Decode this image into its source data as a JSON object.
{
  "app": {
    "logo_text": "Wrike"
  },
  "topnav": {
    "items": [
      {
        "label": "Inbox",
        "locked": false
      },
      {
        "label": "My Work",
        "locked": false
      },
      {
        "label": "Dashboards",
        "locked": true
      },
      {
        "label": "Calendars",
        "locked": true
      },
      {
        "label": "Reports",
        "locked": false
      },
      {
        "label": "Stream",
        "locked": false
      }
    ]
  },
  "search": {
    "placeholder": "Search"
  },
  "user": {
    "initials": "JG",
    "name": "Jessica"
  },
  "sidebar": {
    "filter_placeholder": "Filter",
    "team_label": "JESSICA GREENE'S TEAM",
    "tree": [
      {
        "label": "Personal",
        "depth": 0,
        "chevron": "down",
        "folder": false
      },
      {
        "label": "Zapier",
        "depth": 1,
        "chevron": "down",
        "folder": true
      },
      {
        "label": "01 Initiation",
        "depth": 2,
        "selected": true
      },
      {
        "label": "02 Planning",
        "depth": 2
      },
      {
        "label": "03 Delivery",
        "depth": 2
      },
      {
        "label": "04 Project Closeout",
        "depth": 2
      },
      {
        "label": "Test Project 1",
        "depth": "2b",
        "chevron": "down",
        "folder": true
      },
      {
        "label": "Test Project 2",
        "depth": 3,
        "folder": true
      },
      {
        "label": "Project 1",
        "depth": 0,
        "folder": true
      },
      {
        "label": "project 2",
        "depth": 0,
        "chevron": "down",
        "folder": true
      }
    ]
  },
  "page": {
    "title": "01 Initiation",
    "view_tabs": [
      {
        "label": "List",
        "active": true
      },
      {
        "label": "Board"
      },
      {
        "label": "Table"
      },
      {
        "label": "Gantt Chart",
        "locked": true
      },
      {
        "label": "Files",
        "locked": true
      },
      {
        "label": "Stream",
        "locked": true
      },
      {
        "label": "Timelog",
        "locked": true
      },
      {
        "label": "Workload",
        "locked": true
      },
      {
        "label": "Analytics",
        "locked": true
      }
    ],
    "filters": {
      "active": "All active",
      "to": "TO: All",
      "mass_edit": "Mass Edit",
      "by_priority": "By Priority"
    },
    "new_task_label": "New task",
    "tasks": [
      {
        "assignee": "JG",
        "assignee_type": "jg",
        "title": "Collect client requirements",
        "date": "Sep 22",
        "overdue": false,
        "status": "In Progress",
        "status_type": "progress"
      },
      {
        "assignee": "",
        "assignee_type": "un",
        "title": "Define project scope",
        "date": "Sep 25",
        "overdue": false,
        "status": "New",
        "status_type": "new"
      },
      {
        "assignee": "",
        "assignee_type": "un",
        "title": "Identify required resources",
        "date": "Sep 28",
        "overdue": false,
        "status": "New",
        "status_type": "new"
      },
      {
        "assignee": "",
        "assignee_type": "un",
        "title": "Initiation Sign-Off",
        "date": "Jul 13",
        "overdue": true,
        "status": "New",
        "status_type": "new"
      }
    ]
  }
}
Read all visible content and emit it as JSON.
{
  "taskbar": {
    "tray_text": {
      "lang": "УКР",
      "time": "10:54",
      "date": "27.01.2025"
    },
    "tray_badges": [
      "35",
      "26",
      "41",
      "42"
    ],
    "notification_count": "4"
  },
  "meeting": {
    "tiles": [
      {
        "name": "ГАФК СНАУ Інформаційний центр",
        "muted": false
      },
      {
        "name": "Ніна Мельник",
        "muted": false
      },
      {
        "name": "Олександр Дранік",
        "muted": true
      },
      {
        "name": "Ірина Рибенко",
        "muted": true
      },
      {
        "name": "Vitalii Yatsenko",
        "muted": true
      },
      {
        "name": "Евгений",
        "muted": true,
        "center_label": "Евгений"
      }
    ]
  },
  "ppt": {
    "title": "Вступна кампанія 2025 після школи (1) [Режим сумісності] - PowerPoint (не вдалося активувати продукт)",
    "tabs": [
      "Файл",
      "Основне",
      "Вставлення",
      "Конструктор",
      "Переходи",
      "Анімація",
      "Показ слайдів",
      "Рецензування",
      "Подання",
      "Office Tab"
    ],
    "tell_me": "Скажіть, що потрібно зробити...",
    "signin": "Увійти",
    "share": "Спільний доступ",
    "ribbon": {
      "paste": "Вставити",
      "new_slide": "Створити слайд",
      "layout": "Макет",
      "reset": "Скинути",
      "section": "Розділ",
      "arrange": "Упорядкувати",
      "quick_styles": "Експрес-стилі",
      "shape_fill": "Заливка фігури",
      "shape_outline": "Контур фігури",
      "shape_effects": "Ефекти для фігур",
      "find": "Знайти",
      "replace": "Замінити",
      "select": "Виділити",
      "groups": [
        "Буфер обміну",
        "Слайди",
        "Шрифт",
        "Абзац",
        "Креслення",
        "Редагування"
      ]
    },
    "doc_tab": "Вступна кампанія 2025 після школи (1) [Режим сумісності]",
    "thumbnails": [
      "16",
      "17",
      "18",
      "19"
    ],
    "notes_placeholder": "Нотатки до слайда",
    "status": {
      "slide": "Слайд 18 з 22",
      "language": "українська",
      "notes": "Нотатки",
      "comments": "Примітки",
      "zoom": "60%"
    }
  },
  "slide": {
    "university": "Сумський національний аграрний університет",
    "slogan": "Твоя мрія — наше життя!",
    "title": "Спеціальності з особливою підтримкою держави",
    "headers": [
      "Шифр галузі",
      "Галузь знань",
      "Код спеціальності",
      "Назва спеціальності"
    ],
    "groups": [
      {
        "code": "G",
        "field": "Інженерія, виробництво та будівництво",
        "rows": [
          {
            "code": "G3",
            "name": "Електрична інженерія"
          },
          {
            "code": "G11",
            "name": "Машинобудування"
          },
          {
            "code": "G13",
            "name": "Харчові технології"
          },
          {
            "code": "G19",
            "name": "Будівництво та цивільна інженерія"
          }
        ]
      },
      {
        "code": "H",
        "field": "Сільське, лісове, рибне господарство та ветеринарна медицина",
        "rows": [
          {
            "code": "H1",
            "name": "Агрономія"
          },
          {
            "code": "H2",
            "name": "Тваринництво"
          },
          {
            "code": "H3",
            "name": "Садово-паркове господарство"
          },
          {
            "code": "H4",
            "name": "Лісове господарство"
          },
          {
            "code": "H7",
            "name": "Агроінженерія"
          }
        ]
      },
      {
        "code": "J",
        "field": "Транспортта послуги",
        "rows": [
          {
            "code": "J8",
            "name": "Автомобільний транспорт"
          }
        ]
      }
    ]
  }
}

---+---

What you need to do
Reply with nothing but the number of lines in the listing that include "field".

Task result
3